The next novel in my Darkover reading frenzy brought me to the classic Two to Conquer. Marion Zimmer Bradley wrote most of her Darkover novels as stories unto themselves, even when they contained familiar characters, families or themes from other novels. Since they weren’t written in the chronological order of the planet’s history, there are occasionally some charming discrepancies or irregularities, but it never takes away from the brilliant storytelling and vivid characters. That is probably why I have returned to her stories over and over again in my lifetime. Bradley tells a great story.
Two to Conquer is set near the end of the Ages of Chaos when Darkover is still very much a feudal planet full of plots and power struggles between the major families. In a unique twist on the Prince and Pauper theme, Bradley writes about Bard di Asturian, outlaw and warrior with a huge chip on his shoulder, and the Terran Paul Harrell who just happens to be his exact genetic duplicate. When Paul is wrenched through time and space to a planet he’s never heard of and a seemingly backward culture, how will he adjust? Will this adventure ultimately reveal what makes them unique individuals instead of genetic copies of each other? Can two identical men overflowing with ambition and aggression work together to conquer a world or will they turn on each other?
It is well worth reading this science-fiction classic to discover how Bradley answers those questions as her brilliant story unfolds. I love how Two to Conquer takes a blunt look at some difficult issues and yet resolves them with such hope and compassion. No wonder this book has had a special place on my bookshelves for over 30 years!
Paperback format, 335 pages, published in 1980 by DAW Books.
From Darkover back to Dark-Hunter novels again. Night Embrace is the 3rd book in Kenyon’s vast Dark-Hunter series that I discovered after reading her YA series the Chronicles of Nick. These paranormal romances certainly broke the mold when they first came out at the beginning of this century (that sounds so cool to say!) and Night Embrace is no exception. Like the first two novels, this pits a paranormally endowed character with a mere mortal so that adventure, mayhem, magic and most of all passion can ensue. What makes Kenyon’s books so enjoyable is that the characters are ones that the readers come to care deeply about as all their flaws and strengths are revealed.
Talon is a Celtic warrior who has been protecting humanity from things that go bump in the night for centuries, but when a God-driven runaway Mardi Gras float runs him over, the human woman he was trying to save brings him home to nurse him back to health. Sunshine Runningwolf is unaware of what she’s let into her house and her life. Her artsy, carefree way of life and open heart seems to offer Talon the perfect one-night stand opportunity as he heals… but will a single taste of her leave him wanting more than he’d bargained for?

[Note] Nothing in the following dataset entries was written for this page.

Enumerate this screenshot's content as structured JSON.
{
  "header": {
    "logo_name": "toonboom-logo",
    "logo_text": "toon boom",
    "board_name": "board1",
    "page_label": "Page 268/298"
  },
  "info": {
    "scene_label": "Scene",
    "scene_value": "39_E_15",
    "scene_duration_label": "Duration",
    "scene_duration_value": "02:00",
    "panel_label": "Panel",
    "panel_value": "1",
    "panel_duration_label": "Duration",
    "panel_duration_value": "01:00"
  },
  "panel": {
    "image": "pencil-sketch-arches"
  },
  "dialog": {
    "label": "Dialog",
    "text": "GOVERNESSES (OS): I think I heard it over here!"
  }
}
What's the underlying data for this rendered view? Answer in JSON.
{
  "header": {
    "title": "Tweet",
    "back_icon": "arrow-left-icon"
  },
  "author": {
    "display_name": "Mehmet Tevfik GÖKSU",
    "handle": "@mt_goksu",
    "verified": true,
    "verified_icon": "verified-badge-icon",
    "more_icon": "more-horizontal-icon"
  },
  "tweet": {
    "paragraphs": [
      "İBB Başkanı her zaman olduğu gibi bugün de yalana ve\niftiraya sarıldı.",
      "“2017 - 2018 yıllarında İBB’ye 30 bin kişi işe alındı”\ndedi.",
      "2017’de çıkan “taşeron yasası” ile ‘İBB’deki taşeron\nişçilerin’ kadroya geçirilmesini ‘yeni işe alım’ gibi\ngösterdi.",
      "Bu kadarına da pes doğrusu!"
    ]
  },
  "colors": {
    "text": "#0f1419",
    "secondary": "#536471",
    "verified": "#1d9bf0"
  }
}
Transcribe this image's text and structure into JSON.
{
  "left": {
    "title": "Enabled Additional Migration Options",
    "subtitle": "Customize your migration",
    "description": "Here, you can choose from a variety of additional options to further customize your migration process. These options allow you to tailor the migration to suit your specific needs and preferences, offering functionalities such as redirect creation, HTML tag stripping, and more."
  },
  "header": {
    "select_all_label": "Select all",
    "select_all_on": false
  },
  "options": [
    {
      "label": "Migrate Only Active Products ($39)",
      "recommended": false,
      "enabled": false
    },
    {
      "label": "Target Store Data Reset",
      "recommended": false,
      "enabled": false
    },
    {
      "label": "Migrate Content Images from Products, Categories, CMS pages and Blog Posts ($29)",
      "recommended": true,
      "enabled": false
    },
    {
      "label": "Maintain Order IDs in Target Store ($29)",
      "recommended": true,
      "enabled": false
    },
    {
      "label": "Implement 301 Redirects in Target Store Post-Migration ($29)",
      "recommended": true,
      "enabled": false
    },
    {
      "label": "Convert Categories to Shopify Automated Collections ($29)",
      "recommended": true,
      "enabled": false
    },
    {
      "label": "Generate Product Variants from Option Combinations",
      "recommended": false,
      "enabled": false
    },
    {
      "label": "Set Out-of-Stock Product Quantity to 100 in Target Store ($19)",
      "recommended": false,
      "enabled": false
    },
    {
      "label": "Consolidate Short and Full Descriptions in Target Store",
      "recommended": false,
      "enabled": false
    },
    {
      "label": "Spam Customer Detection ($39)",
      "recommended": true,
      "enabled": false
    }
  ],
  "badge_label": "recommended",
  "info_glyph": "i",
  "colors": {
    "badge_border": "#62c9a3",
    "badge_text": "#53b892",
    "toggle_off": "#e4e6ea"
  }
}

The celtic theme woven through this tale made it interesting and engaging without feeling like I was being thumped over the head with historic details that got in the way of the story. As an author, illustrator and creative soul myself, I could totally relate to the things that kept distracting Sunshine or the clutter that crept in. All in all, Night Embrace was a wonderful read and it was fun to learn the unfolding details of the Dark-Hunter world that relate back to the Chronicles of Nick. What a complex world of characters Sherrilyn Kenyon has created!
Paperback format, 408 pages, published in 2003 by St. Martin’s Griffin